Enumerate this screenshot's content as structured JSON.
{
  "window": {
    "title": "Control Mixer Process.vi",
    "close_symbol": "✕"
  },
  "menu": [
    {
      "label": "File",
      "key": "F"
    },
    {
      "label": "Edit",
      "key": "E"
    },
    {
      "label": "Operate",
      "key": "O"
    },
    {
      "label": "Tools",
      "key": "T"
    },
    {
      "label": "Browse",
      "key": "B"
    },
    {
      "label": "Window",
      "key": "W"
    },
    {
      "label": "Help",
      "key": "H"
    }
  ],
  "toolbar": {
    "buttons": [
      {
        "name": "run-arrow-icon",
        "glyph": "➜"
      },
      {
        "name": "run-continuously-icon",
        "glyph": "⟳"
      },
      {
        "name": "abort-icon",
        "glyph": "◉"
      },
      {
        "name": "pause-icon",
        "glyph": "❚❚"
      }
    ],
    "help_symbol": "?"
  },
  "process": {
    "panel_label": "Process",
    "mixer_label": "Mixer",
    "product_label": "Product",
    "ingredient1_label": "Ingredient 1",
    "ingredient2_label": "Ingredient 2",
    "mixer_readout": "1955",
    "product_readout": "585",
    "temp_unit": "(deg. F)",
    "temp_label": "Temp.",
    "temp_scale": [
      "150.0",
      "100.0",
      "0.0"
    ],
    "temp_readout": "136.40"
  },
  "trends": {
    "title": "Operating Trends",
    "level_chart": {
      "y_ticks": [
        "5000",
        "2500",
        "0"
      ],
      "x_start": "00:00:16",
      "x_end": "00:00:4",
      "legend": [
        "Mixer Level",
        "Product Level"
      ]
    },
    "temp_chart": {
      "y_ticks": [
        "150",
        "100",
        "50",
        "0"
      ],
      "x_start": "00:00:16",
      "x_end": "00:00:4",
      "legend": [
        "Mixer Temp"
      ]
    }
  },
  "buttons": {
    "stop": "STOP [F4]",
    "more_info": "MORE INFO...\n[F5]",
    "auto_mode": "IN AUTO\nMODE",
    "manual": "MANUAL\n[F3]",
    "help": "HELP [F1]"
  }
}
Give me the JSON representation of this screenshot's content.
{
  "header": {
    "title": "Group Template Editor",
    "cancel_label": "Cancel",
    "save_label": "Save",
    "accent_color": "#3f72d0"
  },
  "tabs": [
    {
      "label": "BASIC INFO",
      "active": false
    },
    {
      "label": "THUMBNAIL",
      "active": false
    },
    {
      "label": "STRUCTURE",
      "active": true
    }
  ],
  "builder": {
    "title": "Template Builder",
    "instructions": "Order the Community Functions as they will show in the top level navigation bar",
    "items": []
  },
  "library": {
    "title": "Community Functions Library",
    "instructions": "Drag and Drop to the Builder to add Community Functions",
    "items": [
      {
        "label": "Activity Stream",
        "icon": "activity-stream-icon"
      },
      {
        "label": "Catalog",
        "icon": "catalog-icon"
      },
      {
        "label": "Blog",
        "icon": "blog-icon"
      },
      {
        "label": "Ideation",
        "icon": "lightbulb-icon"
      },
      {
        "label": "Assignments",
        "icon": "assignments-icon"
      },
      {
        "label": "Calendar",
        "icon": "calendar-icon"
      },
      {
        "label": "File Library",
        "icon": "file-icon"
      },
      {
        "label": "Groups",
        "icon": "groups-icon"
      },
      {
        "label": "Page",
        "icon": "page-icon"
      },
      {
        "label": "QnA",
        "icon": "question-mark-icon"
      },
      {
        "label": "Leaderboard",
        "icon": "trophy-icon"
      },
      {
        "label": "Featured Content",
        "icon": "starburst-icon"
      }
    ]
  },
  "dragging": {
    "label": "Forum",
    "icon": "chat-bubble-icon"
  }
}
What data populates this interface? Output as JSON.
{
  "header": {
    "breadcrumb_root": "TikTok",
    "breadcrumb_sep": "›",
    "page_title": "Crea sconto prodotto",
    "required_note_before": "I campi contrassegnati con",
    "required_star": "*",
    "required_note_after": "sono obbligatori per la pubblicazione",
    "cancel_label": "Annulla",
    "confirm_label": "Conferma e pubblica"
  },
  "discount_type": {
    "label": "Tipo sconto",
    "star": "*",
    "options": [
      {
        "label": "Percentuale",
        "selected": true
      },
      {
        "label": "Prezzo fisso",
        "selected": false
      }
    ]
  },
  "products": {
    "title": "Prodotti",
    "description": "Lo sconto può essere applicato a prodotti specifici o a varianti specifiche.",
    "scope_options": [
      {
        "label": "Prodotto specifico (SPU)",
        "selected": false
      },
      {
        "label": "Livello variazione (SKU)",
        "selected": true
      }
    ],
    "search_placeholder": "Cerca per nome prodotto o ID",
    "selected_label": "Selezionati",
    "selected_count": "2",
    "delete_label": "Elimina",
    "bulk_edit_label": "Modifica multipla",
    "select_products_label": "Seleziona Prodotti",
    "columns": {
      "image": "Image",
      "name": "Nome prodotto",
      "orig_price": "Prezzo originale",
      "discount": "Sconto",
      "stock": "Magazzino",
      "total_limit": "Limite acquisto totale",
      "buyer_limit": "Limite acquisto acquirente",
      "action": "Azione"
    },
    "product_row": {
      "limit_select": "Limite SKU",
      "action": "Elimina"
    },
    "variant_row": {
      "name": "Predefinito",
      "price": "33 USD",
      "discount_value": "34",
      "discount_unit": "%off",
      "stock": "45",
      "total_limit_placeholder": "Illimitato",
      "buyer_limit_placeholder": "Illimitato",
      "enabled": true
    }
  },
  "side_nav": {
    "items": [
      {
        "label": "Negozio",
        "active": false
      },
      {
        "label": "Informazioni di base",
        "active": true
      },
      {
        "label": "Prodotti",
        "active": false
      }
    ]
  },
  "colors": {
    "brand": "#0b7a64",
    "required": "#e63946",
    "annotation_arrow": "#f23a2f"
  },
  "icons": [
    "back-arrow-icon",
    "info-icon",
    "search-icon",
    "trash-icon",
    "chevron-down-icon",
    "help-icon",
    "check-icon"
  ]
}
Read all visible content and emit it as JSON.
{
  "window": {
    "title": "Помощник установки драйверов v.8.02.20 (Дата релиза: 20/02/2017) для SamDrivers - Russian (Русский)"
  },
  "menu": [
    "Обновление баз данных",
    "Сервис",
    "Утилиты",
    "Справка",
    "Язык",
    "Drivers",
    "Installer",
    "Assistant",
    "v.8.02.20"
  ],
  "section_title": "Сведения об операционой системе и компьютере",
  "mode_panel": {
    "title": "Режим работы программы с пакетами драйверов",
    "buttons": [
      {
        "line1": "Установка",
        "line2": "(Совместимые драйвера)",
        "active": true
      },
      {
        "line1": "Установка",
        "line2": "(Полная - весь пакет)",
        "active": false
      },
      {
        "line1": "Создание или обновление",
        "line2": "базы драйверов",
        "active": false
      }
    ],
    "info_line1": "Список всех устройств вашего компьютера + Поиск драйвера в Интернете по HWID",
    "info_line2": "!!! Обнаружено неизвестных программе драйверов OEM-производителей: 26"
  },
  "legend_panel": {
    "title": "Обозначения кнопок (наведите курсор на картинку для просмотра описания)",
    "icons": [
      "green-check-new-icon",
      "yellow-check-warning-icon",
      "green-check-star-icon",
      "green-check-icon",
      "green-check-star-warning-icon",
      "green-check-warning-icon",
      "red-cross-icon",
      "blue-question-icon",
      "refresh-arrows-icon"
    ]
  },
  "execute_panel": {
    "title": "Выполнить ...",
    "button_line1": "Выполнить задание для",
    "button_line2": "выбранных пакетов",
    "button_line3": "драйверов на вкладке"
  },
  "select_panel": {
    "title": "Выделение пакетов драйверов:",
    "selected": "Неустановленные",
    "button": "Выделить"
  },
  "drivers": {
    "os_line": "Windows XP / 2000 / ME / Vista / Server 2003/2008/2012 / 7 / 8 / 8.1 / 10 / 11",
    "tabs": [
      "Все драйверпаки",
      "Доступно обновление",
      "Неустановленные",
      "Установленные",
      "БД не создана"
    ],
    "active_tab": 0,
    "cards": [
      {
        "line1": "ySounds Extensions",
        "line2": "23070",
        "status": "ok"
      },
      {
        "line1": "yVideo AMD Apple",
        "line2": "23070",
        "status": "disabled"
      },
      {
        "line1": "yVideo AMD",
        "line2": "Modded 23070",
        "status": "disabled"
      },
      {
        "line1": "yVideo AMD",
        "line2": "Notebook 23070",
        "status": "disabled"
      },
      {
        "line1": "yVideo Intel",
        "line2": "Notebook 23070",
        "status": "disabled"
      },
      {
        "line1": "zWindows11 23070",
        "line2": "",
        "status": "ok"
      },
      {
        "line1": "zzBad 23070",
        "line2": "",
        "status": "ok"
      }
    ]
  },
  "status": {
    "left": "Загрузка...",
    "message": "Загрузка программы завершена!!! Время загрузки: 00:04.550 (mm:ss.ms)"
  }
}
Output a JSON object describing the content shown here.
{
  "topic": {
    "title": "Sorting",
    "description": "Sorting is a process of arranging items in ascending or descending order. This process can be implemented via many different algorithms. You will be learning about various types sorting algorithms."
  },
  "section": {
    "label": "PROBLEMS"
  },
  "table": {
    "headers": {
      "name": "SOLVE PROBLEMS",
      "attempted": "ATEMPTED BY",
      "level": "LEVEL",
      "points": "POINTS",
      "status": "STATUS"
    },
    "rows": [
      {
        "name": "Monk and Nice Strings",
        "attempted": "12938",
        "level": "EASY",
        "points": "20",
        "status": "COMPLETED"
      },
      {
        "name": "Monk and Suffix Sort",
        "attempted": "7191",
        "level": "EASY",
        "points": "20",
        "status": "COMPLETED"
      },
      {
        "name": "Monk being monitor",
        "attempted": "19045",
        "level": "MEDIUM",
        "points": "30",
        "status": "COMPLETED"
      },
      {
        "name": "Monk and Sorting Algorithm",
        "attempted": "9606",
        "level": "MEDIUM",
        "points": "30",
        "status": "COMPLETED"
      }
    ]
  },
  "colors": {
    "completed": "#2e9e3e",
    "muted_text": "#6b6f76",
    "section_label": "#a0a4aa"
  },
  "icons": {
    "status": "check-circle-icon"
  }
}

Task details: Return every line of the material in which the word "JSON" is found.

Answer below:
Enumerate this screenshot's content as structured JSON.
Give me the JSON representation of this screenshot's content.
What data populates this interface? Output as JSON.
Read all visible content and emit it as JSON.
Output a JSON object describing the content shown here.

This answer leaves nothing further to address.